In the entries below, how many lines contain "icon"? Answer with the number and nothing else.

Records from a data collection
● ● ● ●
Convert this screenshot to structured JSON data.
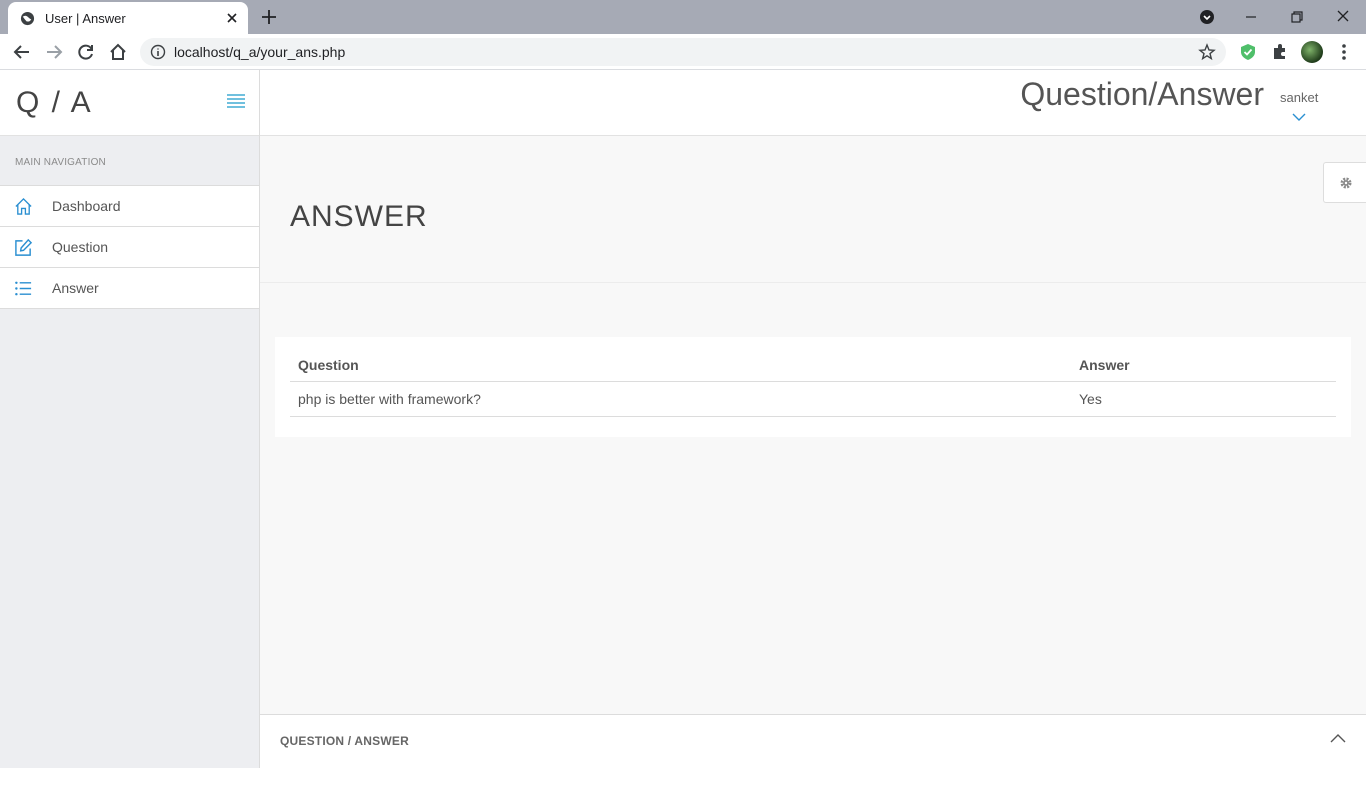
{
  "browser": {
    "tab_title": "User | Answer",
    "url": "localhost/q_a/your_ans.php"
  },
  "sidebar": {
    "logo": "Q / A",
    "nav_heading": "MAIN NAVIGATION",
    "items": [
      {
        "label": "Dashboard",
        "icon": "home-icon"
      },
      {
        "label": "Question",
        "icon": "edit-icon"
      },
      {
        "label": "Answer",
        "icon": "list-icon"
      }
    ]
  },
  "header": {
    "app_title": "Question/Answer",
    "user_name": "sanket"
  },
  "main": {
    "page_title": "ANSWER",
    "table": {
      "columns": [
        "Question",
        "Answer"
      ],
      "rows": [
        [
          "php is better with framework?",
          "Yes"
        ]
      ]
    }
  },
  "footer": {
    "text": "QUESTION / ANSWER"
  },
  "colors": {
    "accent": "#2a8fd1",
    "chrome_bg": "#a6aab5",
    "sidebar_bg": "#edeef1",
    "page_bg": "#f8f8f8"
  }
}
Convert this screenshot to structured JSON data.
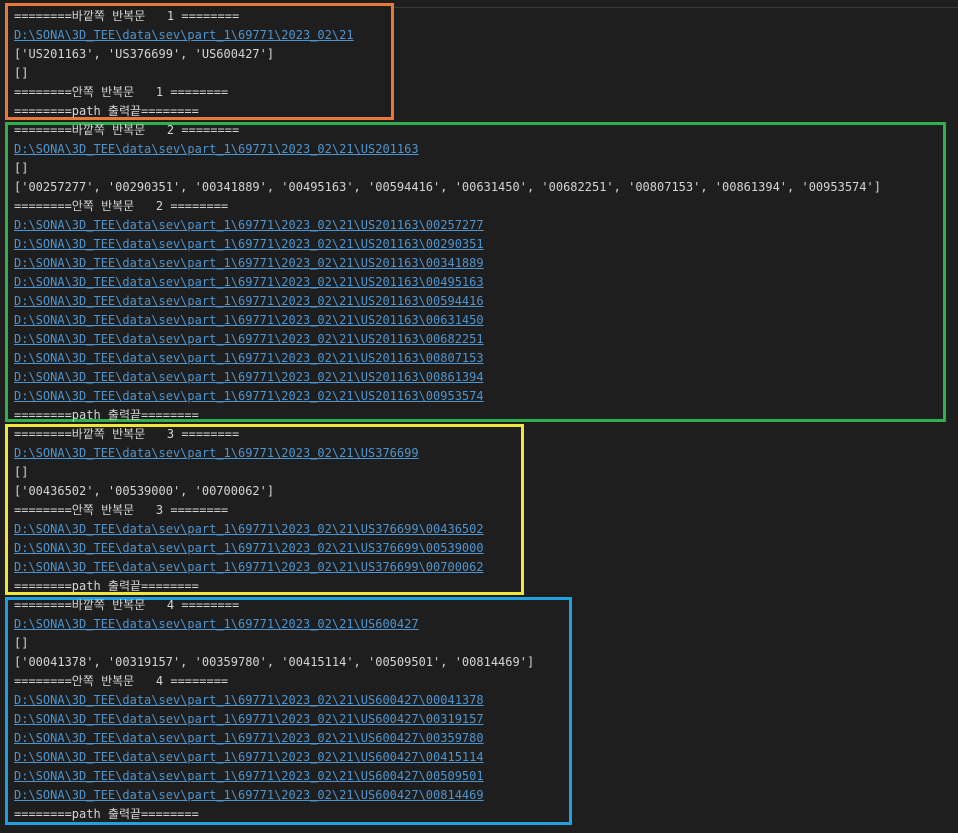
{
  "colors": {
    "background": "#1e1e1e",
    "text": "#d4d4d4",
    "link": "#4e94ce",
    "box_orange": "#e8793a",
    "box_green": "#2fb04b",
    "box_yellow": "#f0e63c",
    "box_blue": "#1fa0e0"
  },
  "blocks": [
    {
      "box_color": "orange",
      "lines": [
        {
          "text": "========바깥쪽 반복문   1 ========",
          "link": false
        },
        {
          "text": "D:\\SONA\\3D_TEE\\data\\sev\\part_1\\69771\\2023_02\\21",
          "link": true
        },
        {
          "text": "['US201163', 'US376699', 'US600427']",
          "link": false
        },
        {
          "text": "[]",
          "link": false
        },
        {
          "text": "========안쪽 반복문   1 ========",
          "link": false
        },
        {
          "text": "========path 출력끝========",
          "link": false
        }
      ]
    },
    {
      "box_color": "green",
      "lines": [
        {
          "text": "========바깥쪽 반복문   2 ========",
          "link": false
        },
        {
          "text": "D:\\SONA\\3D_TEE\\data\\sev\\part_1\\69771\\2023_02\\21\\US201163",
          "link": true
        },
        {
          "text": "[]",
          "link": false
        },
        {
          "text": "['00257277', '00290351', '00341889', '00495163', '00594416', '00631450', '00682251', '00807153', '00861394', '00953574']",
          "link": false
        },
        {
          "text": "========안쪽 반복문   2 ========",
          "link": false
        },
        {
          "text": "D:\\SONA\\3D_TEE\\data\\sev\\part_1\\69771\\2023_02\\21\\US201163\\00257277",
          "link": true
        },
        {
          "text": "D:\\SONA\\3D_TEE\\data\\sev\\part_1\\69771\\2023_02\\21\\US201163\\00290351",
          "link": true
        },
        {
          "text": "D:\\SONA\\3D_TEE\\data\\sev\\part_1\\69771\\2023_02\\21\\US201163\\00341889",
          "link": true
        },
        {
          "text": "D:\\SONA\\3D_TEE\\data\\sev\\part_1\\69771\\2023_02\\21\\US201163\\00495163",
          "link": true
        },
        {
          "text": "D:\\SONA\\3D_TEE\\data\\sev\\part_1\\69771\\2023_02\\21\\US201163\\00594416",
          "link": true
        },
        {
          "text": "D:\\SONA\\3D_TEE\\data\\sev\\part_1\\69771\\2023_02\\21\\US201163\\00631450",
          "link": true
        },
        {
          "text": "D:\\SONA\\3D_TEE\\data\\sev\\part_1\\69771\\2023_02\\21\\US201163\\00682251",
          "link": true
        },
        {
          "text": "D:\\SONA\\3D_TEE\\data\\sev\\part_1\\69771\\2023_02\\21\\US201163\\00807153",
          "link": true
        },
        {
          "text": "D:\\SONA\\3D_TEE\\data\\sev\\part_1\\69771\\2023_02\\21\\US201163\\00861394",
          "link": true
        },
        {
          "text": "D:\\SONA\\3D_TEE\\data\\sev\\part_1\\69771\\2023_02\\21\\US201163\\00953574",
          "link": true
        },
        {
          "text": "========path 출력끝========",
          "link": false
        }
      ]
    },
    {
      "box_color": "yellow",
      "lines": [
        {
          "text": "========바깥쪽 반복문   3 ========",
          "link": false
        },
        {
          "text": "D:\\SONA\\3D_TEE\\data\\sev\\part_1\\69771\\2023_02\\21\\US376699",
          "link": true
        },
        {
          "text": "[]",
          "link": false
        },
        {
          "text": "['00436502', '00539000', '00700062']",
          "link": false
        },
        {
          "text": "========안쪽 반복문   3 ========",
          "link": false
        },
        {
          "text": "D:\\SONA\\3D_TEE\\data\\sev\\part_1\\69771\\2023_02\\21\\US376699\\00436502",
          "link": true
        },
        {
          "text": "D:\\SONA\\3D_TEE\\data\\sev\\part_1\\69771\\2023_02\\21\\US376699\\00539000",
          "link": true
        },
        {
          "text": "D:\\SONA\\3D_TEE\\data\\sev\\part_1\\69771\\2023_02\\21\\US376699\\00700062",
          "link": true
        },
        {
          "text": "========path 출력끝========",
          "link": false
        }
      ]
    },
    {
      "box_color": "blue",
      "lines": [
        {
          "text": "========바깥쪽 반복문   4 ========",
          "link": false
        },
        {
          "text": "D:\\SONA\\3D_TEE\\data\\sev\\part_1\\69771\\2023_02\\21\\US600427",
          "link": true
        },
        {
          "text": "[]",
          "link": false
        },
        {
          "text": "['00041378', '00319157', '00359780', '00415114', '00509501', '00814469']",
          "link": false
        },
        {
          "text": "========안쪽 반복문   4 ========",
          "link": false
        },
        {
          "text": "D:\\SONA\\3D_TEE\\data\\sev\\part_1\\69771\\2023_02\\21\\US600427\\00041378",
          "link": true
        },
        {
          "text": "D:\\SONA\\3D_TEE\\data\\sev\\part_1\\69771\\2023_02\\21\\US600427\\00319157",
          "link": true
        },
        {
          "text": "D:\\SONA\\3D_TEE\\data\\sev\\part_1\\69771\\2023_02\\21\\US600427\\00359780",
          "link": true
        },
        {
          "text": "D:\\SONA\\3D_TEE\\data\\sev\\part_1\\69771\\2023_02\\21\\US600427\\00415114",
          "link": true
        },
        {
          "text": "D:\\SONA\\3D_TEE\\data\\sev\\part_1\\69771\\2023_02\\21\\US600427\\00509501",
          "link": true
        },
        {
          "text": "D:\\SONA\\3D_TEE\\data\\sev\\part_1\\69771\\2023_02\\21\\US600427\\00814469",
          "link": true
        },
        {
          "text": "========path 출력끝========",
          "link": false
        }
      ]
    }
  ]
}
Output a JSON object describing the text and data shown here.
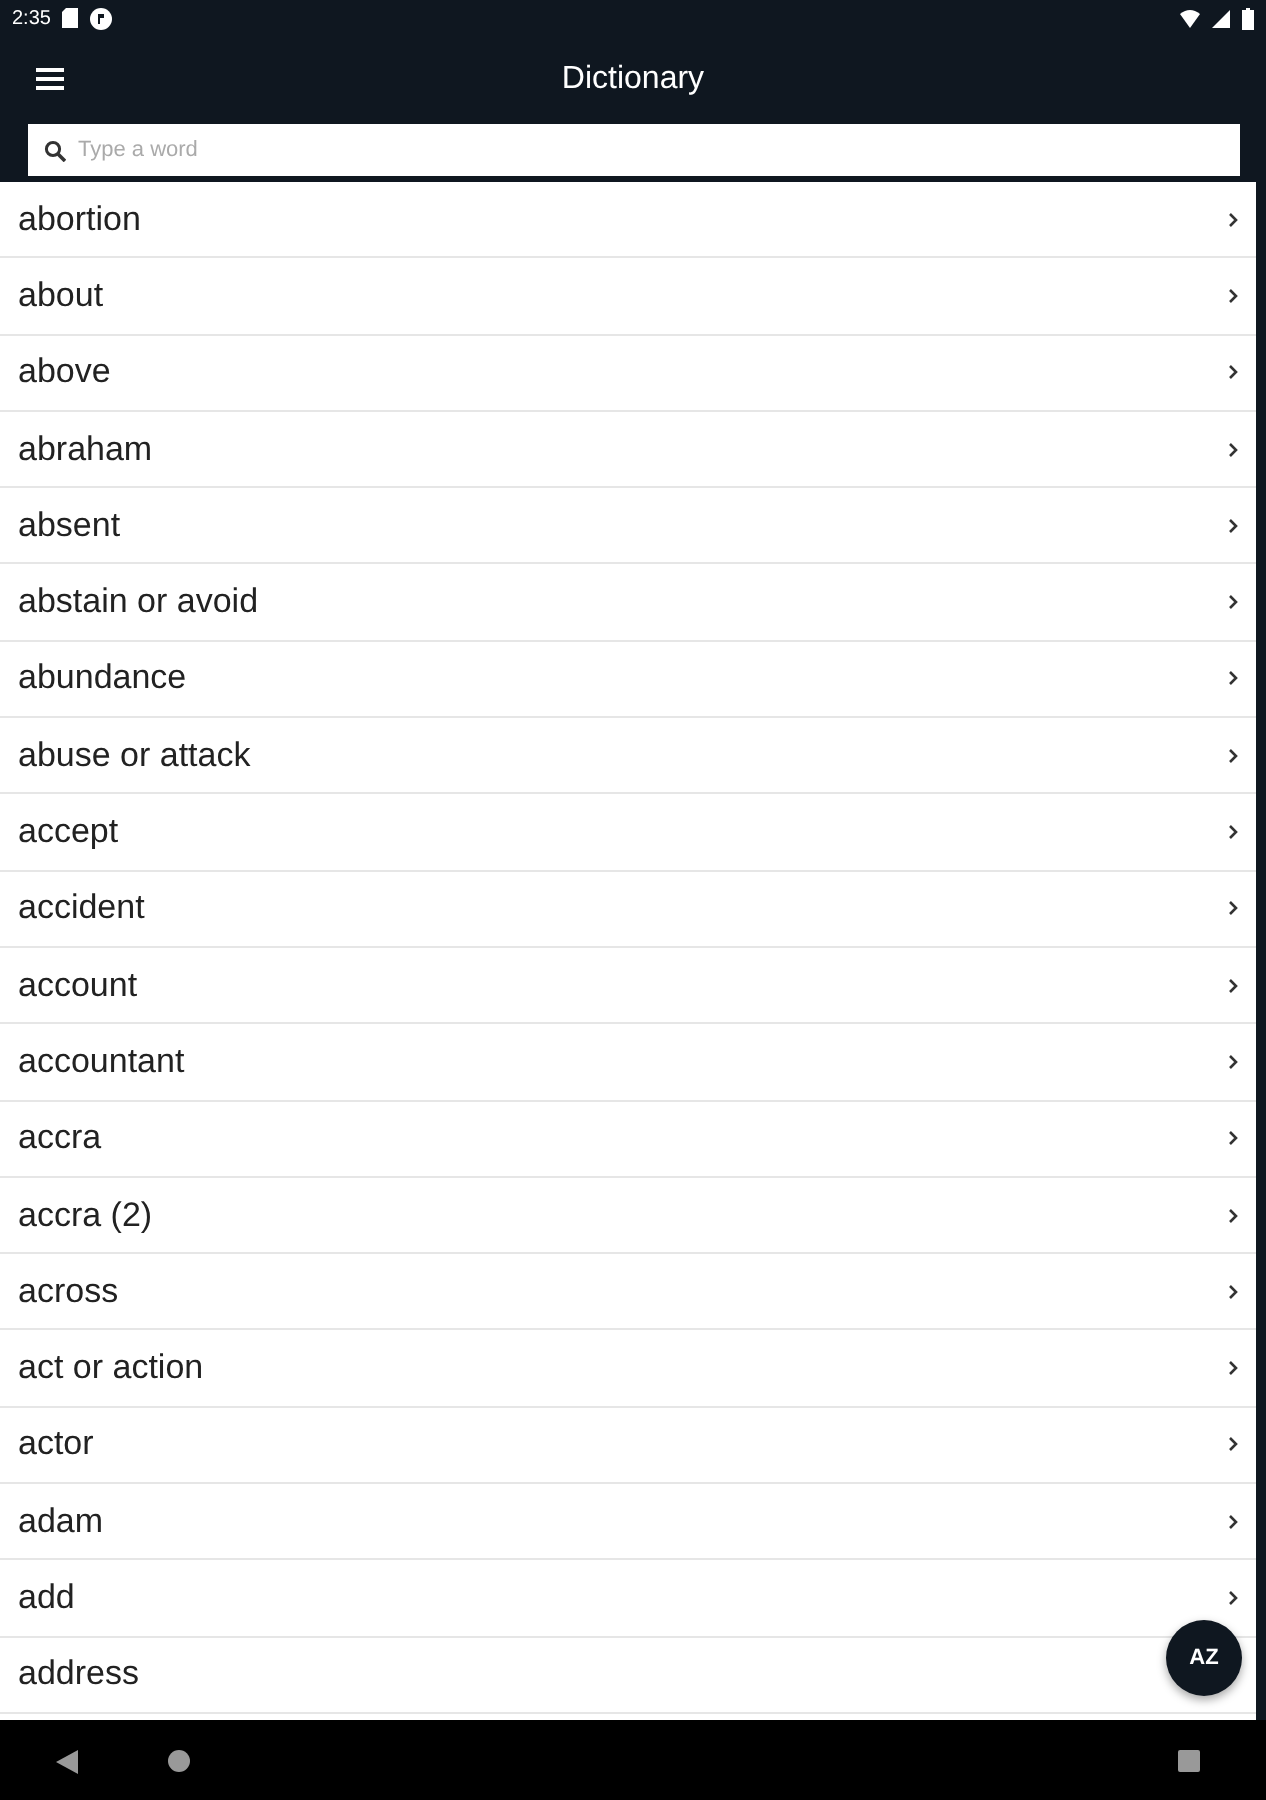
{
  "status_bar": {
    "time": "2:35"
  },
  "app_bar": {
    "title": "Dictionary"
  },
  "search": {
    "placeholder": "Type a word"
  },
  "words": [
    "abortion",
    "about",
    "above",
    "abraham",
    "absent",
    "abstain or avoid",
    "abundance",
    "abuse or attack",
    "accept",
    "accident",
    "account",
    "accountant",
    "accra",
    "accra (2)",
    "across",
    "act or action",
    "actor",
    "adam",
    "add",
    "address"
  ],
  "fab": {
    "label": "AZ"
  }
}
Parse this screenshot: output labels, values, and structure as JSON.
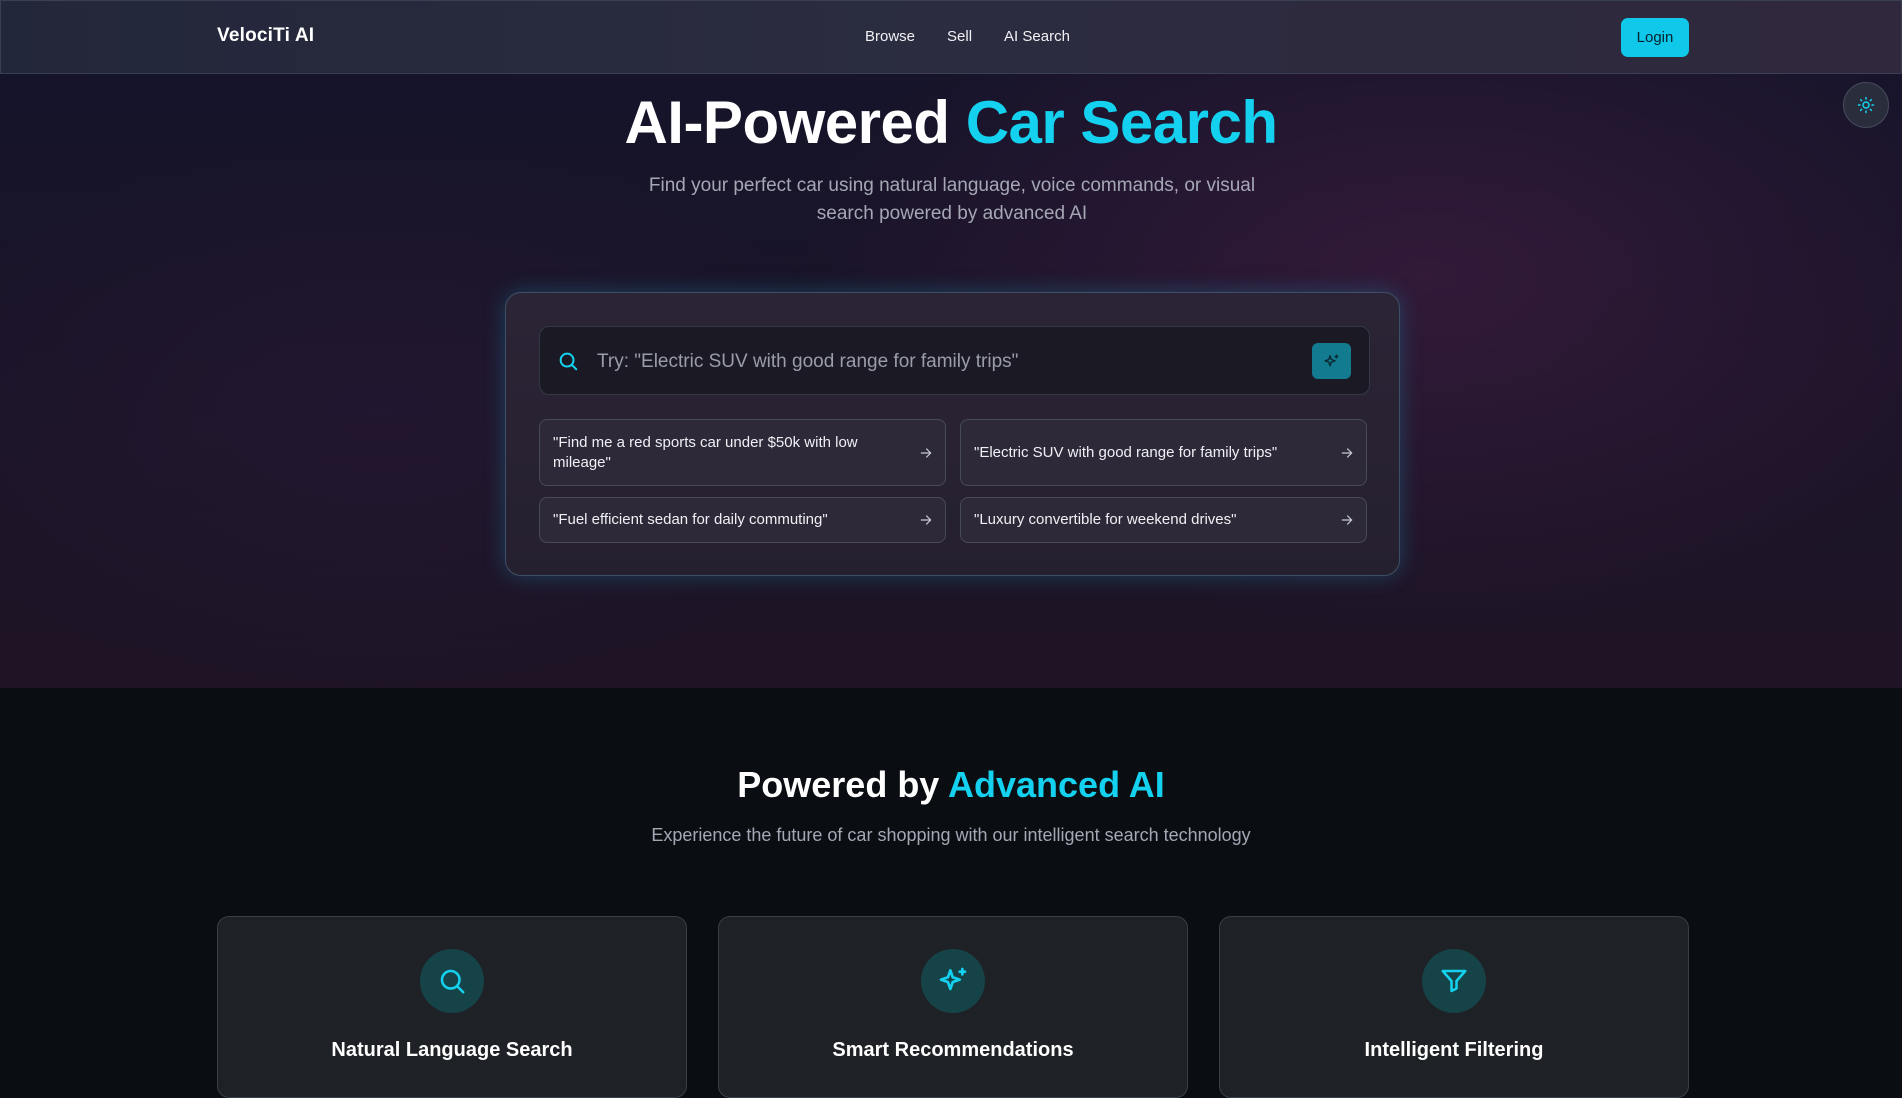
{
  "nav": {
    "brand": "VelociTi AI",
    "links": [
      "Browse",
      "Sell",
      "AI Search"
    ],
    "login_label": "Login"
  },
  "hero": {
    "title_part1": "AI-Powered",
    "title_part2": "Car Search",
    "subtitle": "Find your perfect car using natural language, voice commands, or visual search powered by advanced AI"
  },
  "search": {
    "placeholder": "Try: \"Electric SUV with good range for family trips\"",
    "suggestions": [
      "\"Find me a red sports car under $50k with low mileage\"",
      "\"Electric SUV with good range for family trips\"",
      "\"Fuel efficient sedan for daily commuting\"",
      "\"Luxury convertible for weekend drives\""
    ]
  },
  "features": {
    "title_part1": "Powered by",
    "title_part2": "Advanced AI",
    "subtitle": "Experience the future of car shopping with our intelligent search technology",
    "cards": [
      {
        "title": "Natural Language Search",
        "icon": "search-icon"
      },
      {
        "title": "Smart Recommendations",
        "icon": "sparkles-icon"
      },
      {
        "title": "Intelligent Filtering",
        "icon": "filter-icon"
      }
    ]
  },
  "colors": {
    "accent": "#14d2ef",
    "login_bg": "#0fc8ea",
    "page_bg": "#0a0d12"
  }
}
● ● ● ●
» OUTPUT BELOW:
6